It's no different. Freelancing also costs [a bit of] your freedom.
This post originally appeared on GetCraft’s Crafters blog as “Freelancing is Falsely Advertised” back in April 2019. It is republished here with permission.
You’ve seen the posts.
Instead of a gloomy cubicle, Tim is hunkered over a rustic little stool in Siargao where he batters away developing a website for a Fortune 500 client. His work is mobile, so he can freely go on vacation. He can hop on client calls right after paddleboarding. He collects receivables 20,000 meters up in the air, on his flight to a spa in Bangkok.
It all sounds like a dream, doesn’t it?
I don’t mean to discredit those people’s successes, because I’ve seen it happen all around me. However, I think it advertises a false image of what freelancing is like for people outside of the 1%. For the rest of us, work-life balance is currently not a choice.
Nine times out of ten, you’ll find that freelancers’ lives are dictated by deadlines just as much as the traditionally employed. The difference is that there isn’t an imposing boss that breathes down your neck, a distinction that can bring both positives and negatives.
Freedom does not come from freelancing
As a freelancer, you aren’t tethered to the 9 to 5 grind like the rest, true, but you’re also tied to your goals. If you aim to earn a decent living as a freelancer, you won’t be able to do so by slacking around. You need to put in the work.
Freelance work isn’t structured as a regular day job. And as such, you will have to be self-aware and instinctive about your own work, which can take away even more of your time.

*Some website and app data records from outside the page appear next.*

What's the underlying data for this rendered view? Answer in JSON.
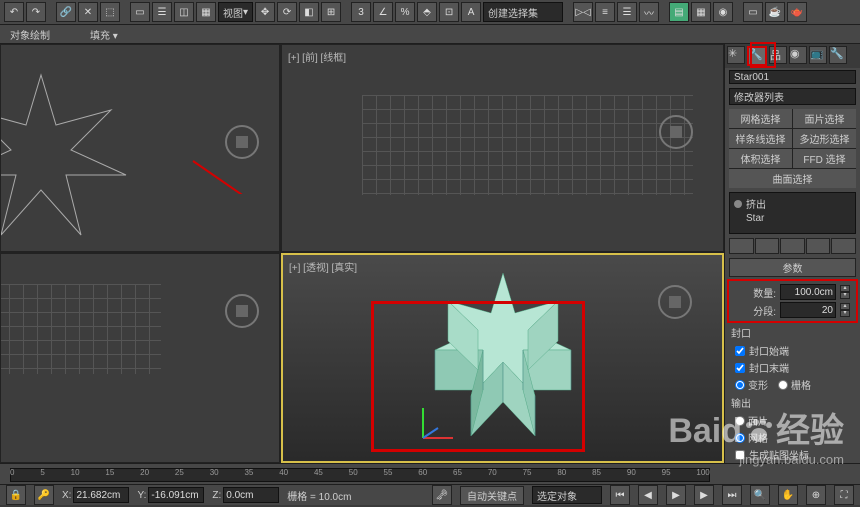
{
  "toolbar": {
    "view_dropdown": "视图",
    "selection_dropdown": "创建选择集"
  },
  "secondbar": {
    "obj_ctrl": "对象绘制",
    "fill": "填充"
  },
  "viewports": {
    "top_left_label": "",
    "top_right_label": "[+] [前] [线框]",
    "perspective_label": "[+] [透视] [真实]"
  },
  "side": {
    "object_name": "Star001",
    "modifier_list": "修改器列表",
    "selection": {
      "mesh": "网格选择",
      "face": "面片选择",
      "spline": "样条线选择",
      "poly": "多边形选择",
      "vol": "体积选择",
      "ffd": "FFD 选择",
      "surf": "曲面选择"
    },
    "stack": {
      "mod1": "挤出",
      "base": "Star"
    },
    "rollout_params": "参数",
    "amount_label": "数量:",
    "amount_value": "100.0cm",
    "segments_label": "分段:",
    "segments_value": "20",
    "cap_label": "封口",
    "cap_start": "封口始端",
    "cap_end": "封口末端",
    "morph": "变形",
    "grid": "栅格",
    "output_label": "输出",
    "patch": "面片",
    "mesh": "网格",
    "localcoord": "生成贴图坐标"
  },
  "status": {
    "x_label": "X:",
    "x_val": "21.682cm",
    "y_label": "Y:",
    "y_val": "-16.091cm",
    "z_label": "Z:",
    "z_val": "0.0cm",
    "grid_label": "栅格 = 10.0cm",
    "autokey": "自动关键点",
    "selected": "选定对象"
  },
  "watermark": {
    "main": "Baid",
    "suffix": "经验",
    "url": "jingyan.baidu.com"
  },
  "timeline": {
    "ticks": [
      "0",
      "5",
      "10",
      "15",
      "20",
      "25",
      "30",
      "35",
      "40",
      "45",
      "50",
      "55",
      "60",
      "65",
      "70",
      "75",
      "80",
      "85",
      "90",
      "95",
      "100"
    ]
  }
}
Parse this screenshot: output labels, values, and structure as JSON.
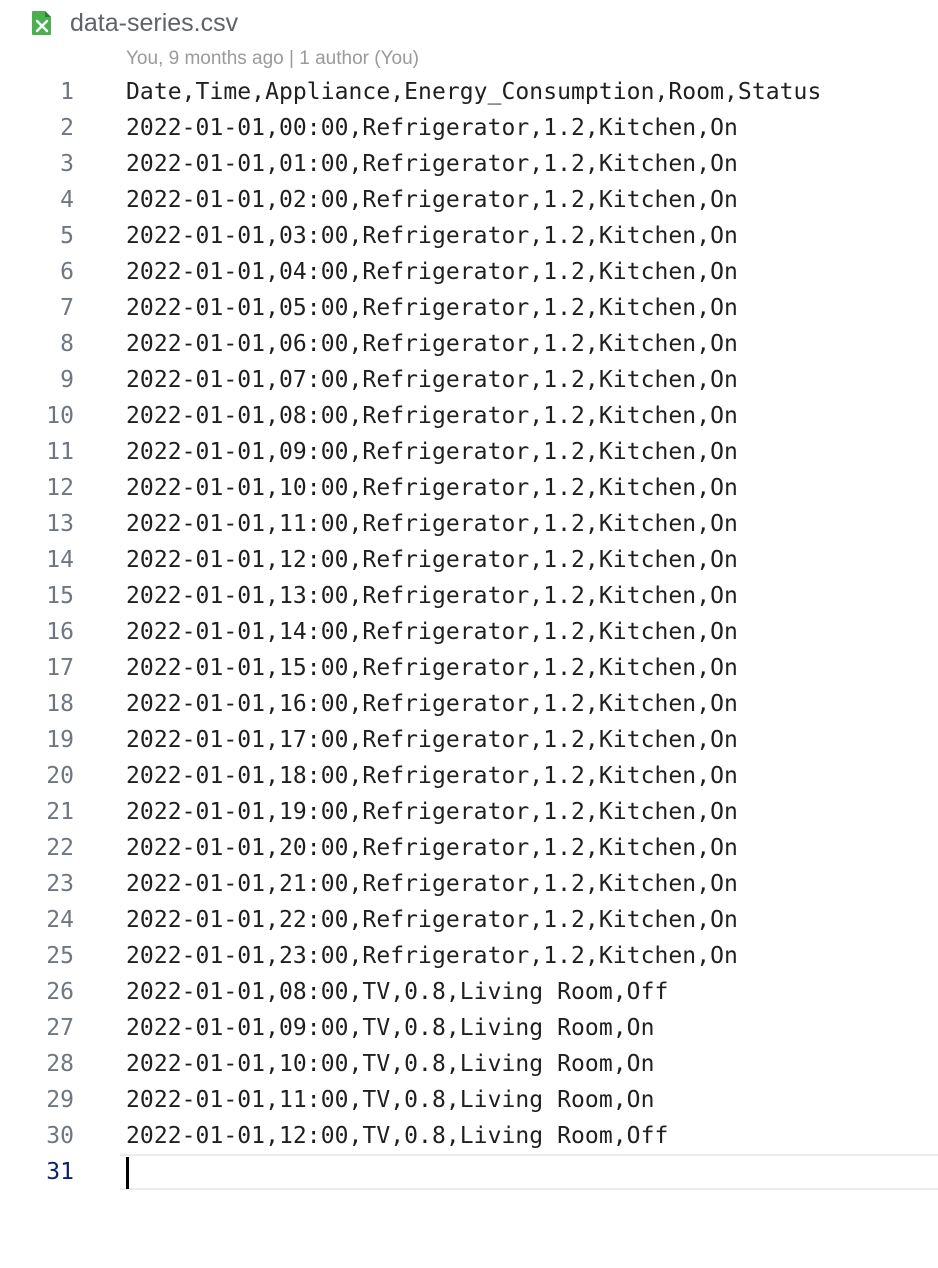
{
  "tab": {
    "file_name": "data-series.csv",
    "file_icon": "csv-file-icon",
    "icon_color": "#4caf50"
  },
  "blame": "You, 9 months ago | 1 author (You)",
  "editor": {
    "current_line": 31,
    "lines": [
      {
        "n": "1",
        "text": "Date,Time,Appliance,Energy_Consumption,Room,Status"
      },
      {
        "n": "2",
        "text": "2022-01-01,00:00,Refrigerator,1.2,Kitchen,On"
      },
      {
        "n": "3",
        "text": "2022-01-01,01:00,Refrigerator,1.2,Kitchen,On"
      },
      {
        "n": "4",
        "text": "2022-01-01,02:00,Refrigerator,1.2,Kitchen,On"
      },
      {
        "n": "5",
        "text": "2022-01-01,03:00,Refrigerator,1.2,Kitchen,On"
      },
      {
        "n": "6",
        "text": "2022-01-01,04:00,Refrigerator,1.2,Kitchen,On"
      },
      {
        "n": "7",
        "text": "2022-01-01,05:00,Refrigerator,1.2,Kitchen,On"
      },
      {
        "n": "8",
        "text": "2022-01-01,06:00,Refrigerator,1.2,Kitchen,On"
      },
      {
        "n": "9",
        "text": "2022-01-01,07:00,Refrigerator,1.2,Kitchen,On"
      },
      {
        "n": "10",
        "text": "2022-01-01,08:00,Refrigerator,1.2,Kitchen,On"
      },
      {
        "n": "11",
        "text": "2022-01-01,09:00,Refrigerator,1.2,Kitchen,On"
      },
      {
        "n": "12",
        "text": "2022-01-01,10:00,Refrigerator,1.2,Kitchen,On"
      },
      {
        "n": "13",
        "text": "2022-01-01,11:00,Refrigerator,1.2,Kitchen,On"
      },
      {
        "n": "14",
        "text": "2022-01-01,12:00,Refrigerator,1.2,Kitchen,On"
      },
      {
        "n": "15",
        "text": "2022-01-01,13:00,Refrigerator,1.2,Kitchen,On"
      },
      {
        "n": "16",
        "text": "2022-01-01,14:00,Refrigerator,1.2,Kitchen,On"
      },
      {
        "n": "17",
        "text": "2022-01-01,15:00,Refrigerator,1.2,Kitchen,On"
      },
      {
        "n": "18",
        "text": "2022-01-01,16:00,Refrigerator,1.2,Kitchen,On"
      },
      {
        "n": "19",
        "text": "2022-01-01,17:00,Refrigerator,1.2,Kitchen,On"
      },
      {
        "n": "20",
        "text": "2022-01-01,18:00,Refrigerator,1.2,Kitchen,On"
      },
      {
        "n": "21",
        "text": "2022-01-01,19:00,Refrigerator,1.2,Kitchen,On"
      },
      {
        "n": "22",
        "text": "2022-01-01,20:00,Refrigerator,1.2,Kitchen,On"
      },
      {
        "n": "23",
        "text": "2022-01-01,21:00,Refrigerator,1.2,Kitchen,On"
      },
      {
        "n": "24",
        "text": "2022-01-01,22:00,Refrigerator,1.2,Kitchen,On"
      },
      {
        "n": "25",
        "text": "2022-01-01,23:00,Refrigerator,1.2,Kitchen,On"
      },
      {
        "n": "26",
        "text": "2022-01-01,08:00,TV,0.8,Living Room,Off"
      },
      {
        "n": "27",
        "text": "2022-01-01,09:00,TV,0.8,Living Room,On"
      },
      {
        "n": "28",
        "text": "2022-01-01,10:00,TV,0.8,Living Room,On"
      },
      {
        "n": "29",
        "text": "2022-01-01,11:00,TV,0.8,Living Room,On"
      },
      {
        "n": "30",
        "text": "2022-01-01,12:00,TV,0.8,Living Room,Off"
      },
      {
        "n": "31",
        "text": ""
      }
    ]
  }
}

On the plus side, you have total control of your time and resources throughout your workday. On the other, you don’t always know if you’re spending your time and resources all that well without the presence of a superior who can guide you through.
It is, therefore, important to note this: Freedom does not come from freelancing itself. While it unshackles you from certain restrictions at work, it brings a host of new problems you’ll need to deal with.
So what gives?
You shouldn’t treat freelancing like work
Make no mistake: freelancing isn’t bad. It’s just falsely advertised.
Pundits promote it as a better alternative to a 9 to 5 job, where it’s simply a variation of the same enslavement to your work. So here are two ways you could approach it: Think about your freelancing career as your business, not just your job. Or, think of yourself as an agency which renders a service to a client. With this mindset, you’ll start thinking about:
Thinking about your freelance work as a business enables you to be more efficient and thusly earn bigger freedoms, including longer vacations.
If you don’t have much of an entrepreneurial mindset, you can think of your freelance career—be it writing, building websites, or carving pottery—as a passion.
In contrast to what is going around, freelancing isn’t some magical thing that will give you total freedom. It’s an alternative way of life that teaches how to better manage your life at work and in general so you can best enjoy the certain privileges you have as a professional.